Other cases to be argued on April 10 include:

  • In Re Complaint of Cameron Creek Apartments v. Columbia Gas of Ohio, in which a utility company disputes a ruling by the Public Utilities Commission of Ohio requiring it to continue supplying natural gas service to a Columbus apartment complex despite the utility’s attempts to cut off service because the location and ventilation of gas appliances installed in 1997 do not meet current safety standards for new construction.
  • In Stark County Bar Association v. Williams, a local bar association that sought the disbarment of  a Canton attorney for  misappropriating more than $175,000 from her clients disputes a recommendation by the Board of Commissioners on Grievances & Discipline that the attorney’s license be indefinitely suspended rather than permanently revoked.
  • In State v. Boykin, an Akron woman who was granted a full pardon by former governor Ted Strickland for offenses she committed in the 1990s seeks reversal of lower court decisions holding that the granting of a pardon does not require courts to seal  the records of the pardoned convictions.

The four cases to be argued before the court on Tuesday, April 9, include:

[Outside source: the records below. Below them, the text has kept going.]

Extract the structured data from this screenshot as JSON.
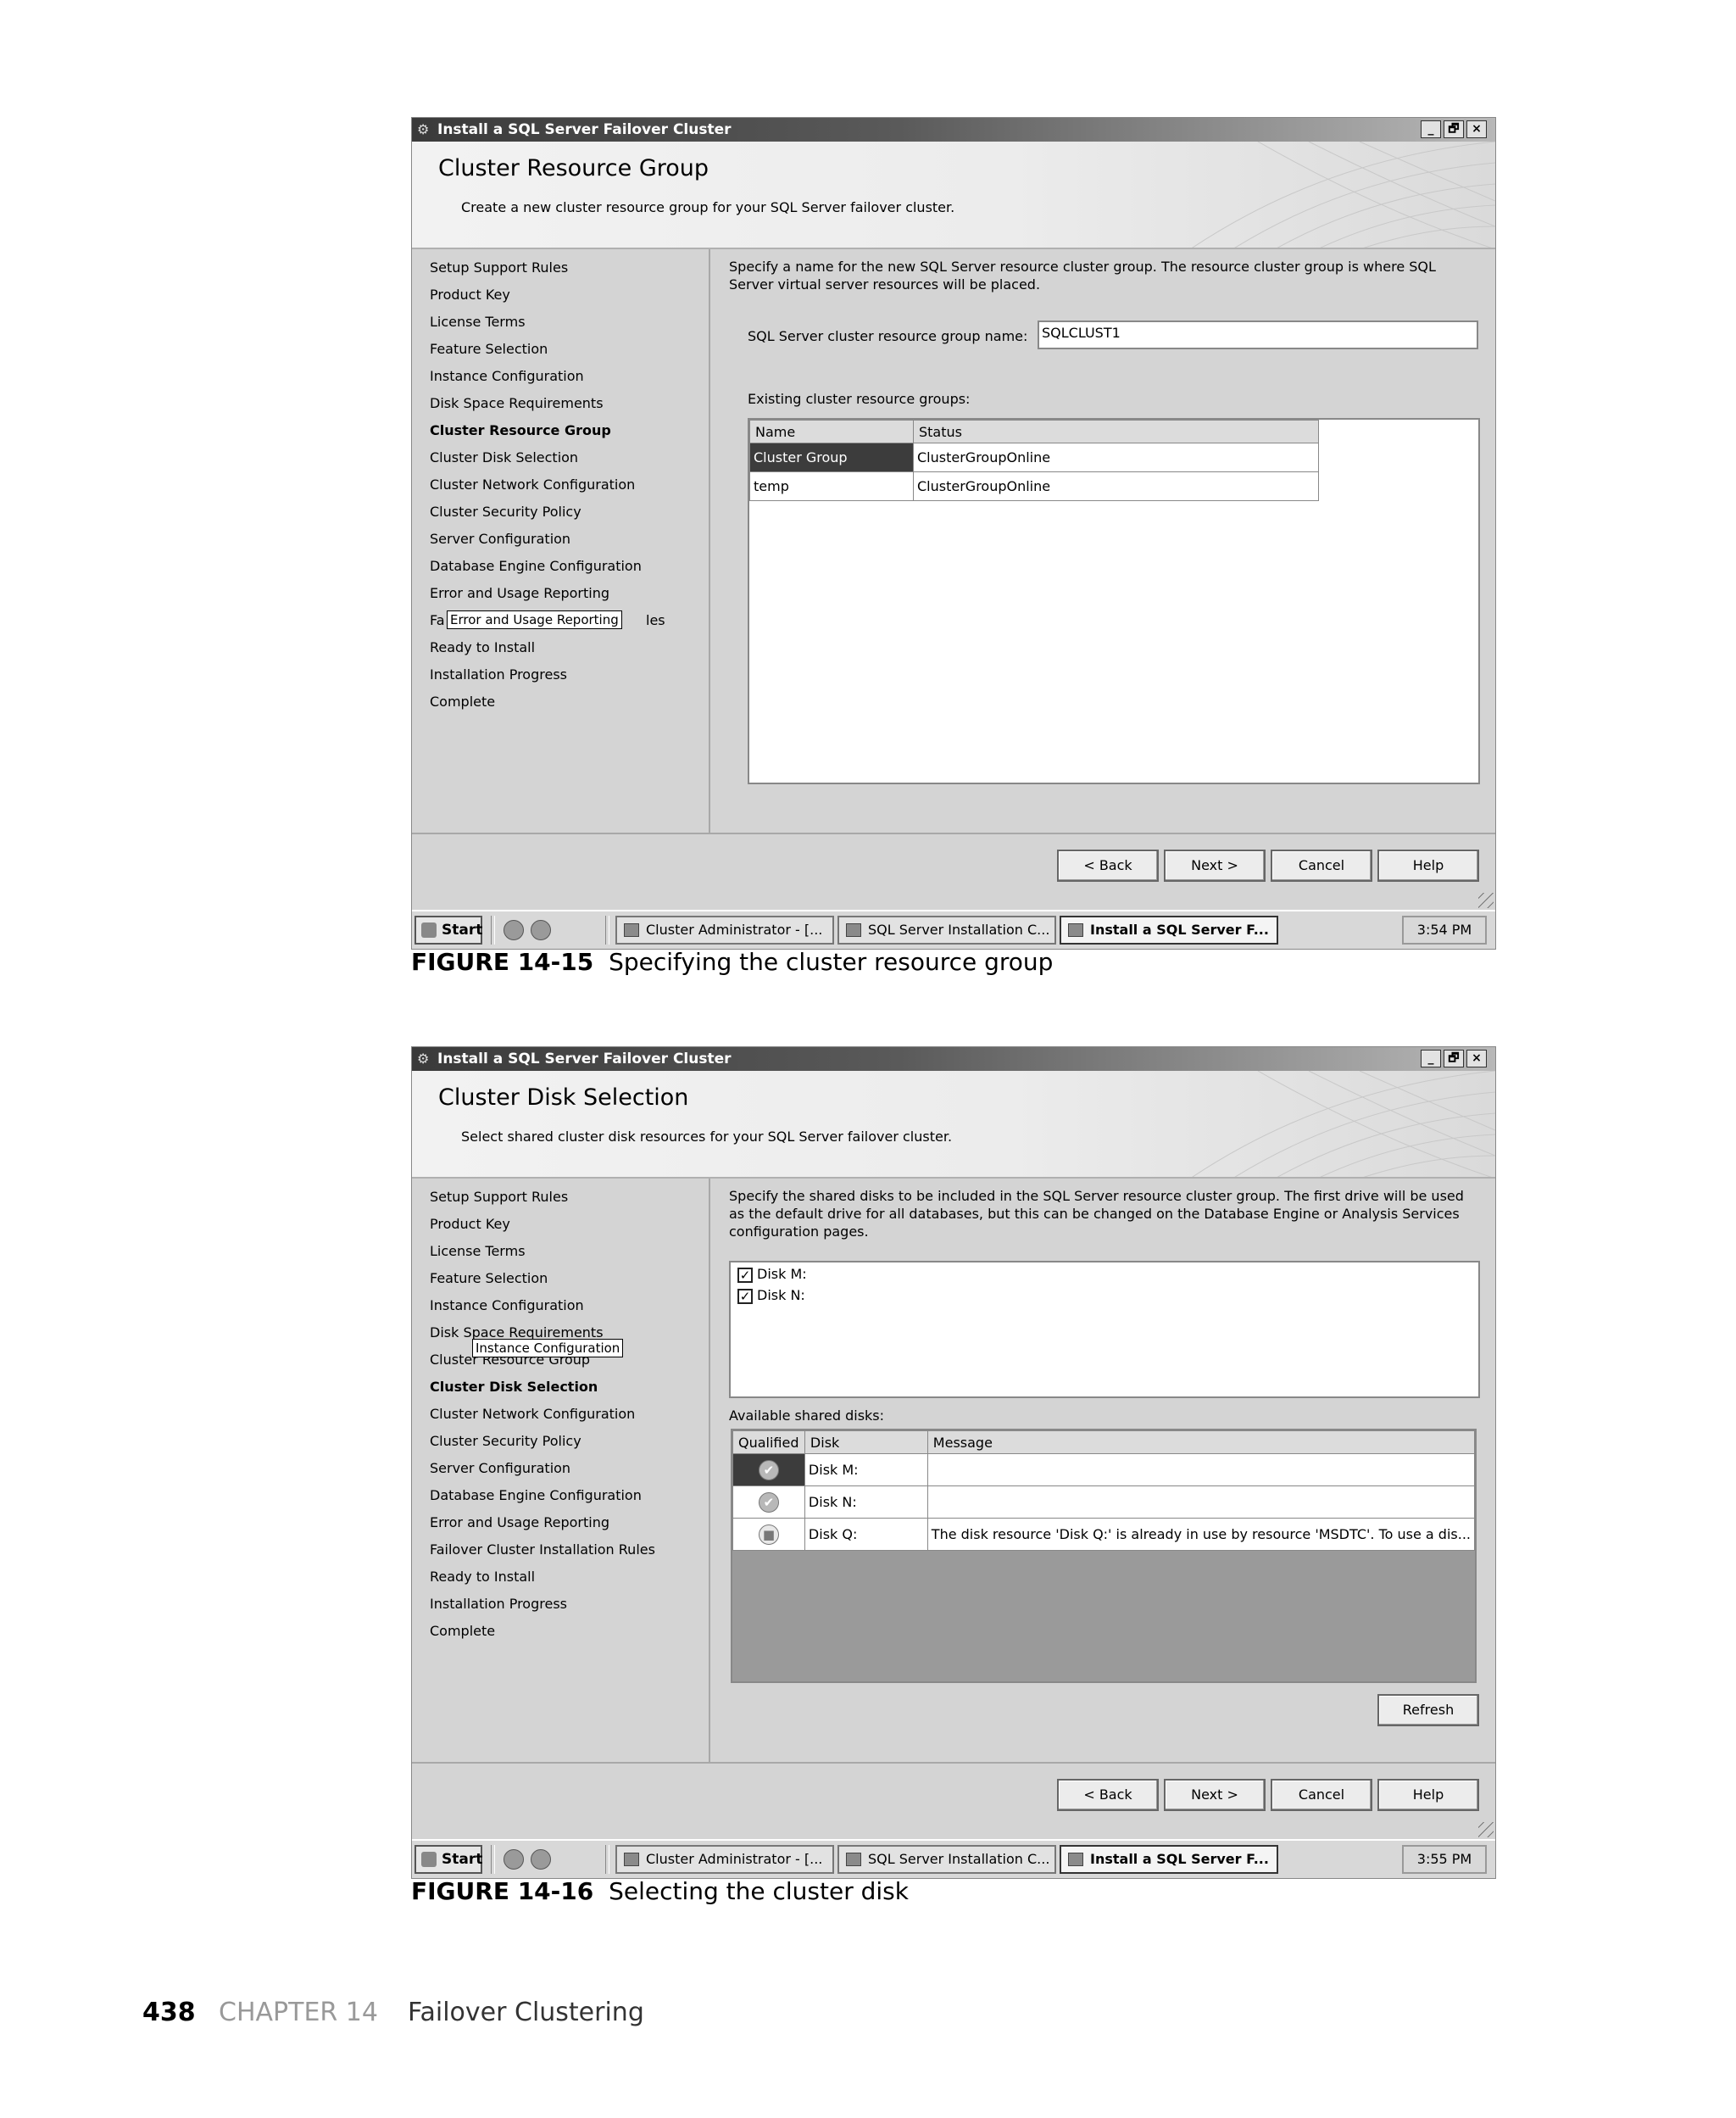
{
  "figures": [
    {
      "window": {
        "title": "Install a SQL Server Failover Cluster",
        "controls": [
          "_",
          "🗗",
          "×"
        ]
      },
      "header": {
        "title": "Cluster Resource Group",
        "subtitle": "Create a new cluster resource group for your SQL Server failover cluster."
      },
      "nav": {
        "items": [
          "Setup Support Rules",
          "Product Key",
          "License Terms",
          "Feature Selection",
          "Instance Configuration",
          "Disk Space Requirements",
          "Cluster Resource Group",
          "Cluster Disk Selection",
          "Cluster Network Configuration",
          "Cluster Security Policy",
          "Server Configuration",
          "Database Engine Configuration",
          "Error and Usage Reporting",
          "Fa",
          "Ready to Install",
          "Installation Progress",
          "Complete"
        ],
        "active_index": 6,
        "item14_tail": "les",
        "tooltip": "Error and Usage Reporting"
      },
      "content": {
        "description": "Specify a name for the new SQL Server resource cluster group. The resource cluster group is where SQL Server virtual server resources will be placed.",
        "name_label": "SQL Server cluster resource group name:",
        "name_value": "SQLCLUST1",
        "existing_label": "Existing cluster resource groups:",
        "columns": [
          "Name",
          "Status"
        ],
        "rows": [
          {
            "name": "Cluster Group",
            "status": "ClusterGroupOnline",
            "selected": true
          },
          {
            "name": "temp",
            "status": "ClusterGroupOnline",
            "selected": false
          }
        ]
      },
      "buttons": {
        "back": "< Back",
        "next": "Next >",
        "cancel": "Cancel",
        "help": "Help"
      },
      "taskbar": {
        "start": "Start",
        "tasks": [
          "Cluster Administrator - [...",
          "SQL Server Installation C...",
          "Install a SQL Server F..."
        ],
        "clock": "3:54 PM"
      },
      "caption": {
        "number": "FIGURE 14-15",
        "text": "Specifying the cluster resource group"
      }
    },
    {
      "window": {
        "title": "Install a SQL Server Failover Cluster",
        "controls": [
          "_",
          "🗗",
          "×"
        ]
      },
      "header": {
        "title": "Cluster Disk Selection",
        "subtitle": "Select shared cluster disk resources for your SQL Server failover cluster."
      },
      "nav": {
        "items": [
          "Setup Support Rules",
          "Product Key",
          "License Terms",
          "Feature Selection",
          "Instance Configuration",
          "Disk Space Requirements",
          "Cluster Resource Group",
          "Cluster Disk Selection",
          "Cluster Network Configuration",
          "Cluster Security Policy",
          "Server Configuration",
          "Database Engine Configuration",
          "Error and Usage Reporting",
          "Failover Cluster Installation Rules",
          "Ready to Install",
          "Installation Progress",
          "Complete"
        ],
        "active_index": 7,
        "tooltip": "Instance Configuration"
      },
      "content": {
        "description": "Specify the shared disks to be included in the SQL Server resource cluster group. The first drive will be used as the default drive for all databases, but this can be changed on the Database Engine or Analysis Services configuration pages.",
        "checked_disks": [
          "Disk M:",
          "Disk N:"
        ],
        "available_label": "Available shared disks:",
        "columns": [
          "Qualified",
          "Disk",
          "Message"
        ],
        "rows": [
          {
            "qualified": "✔",
            "disk": "Disk M:",
            "message": ""
          },
          {
            "qualified": "✔",
            "disk": "Disk N:",
            "message": ""
          },
          {
            "qualified": "■",
            "disk": "Disk Q:",
            "message": "The disk resource 'Disk Q:' is already in use by resource 'MSDTC'. To use a dis..."
          }
        ],
        "refresh": "Refresh"
      },
      "buttons": {
        "back": "< Back",
        "next": "Next >",
        "cancel": "Cancel",
        "help": "Help"
      },
      "taskbar": {
        "start": "Start",
        "tasks": [
          "Cluster Administrator - [...",
          "SQL Server Installation C...",
          "Install a SQL Server F..."
        ],
        "clock": "3:55 PM"
      },
      "caption": {
        "number": "FIGURE 14-16",
        "text": "Selecting the cluster disk"
      }
    }
  ],
  "page_footer": {
    "page_number": "438",
    "chapter": "CHAPTER 14",
    "title": "Failover Clustering"
  },
  "colors": {
    "selection": "#3c3c3c",
    "window_bg": "#d4d4d4",
    "empty_grid": "#9a9a9a"
  }
}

  • Bernard v. Unemployment Compensation Review Commission, in which a woman who was denied state unemployment benefits challenges the state’s exclusion of pay that she could have collected in cash but instead diverted to a pre-tax medical spending account when it calculated her “average weekly wage” during her last period of employment.
  • Moretz v. Muakkassa asks the court to decide whether a defendant in a medical malpractice case must present expert testimony to establish that the value of the plaintiff’s medical damages was less than the amounts originally billed for his treatment because health care providers accepted lower amounts as full payment of their bills based on “write-offs” negotiated by the plaintiff’s medical insurance company.
  • In Re Application of Pariag involves a criminal case in which the state challenges a ruling by the Tenth District Court of Appeals that ordered a Franklin County trial court to seal the record of two drug-related charges that were filed against a defendant but subsequently dismissed, despite the fact that the same arrest resulted in the defendant’s conviction for driving on an expired license, a conviction that by law may not be sealed.
  • In Disciplinary Counsel v. Bunstine,  a Chillicothe attorney asks the court to reduce the penalty recommended by the state disciplinary board for his professional misconduct in soliciting sexual activity from a client.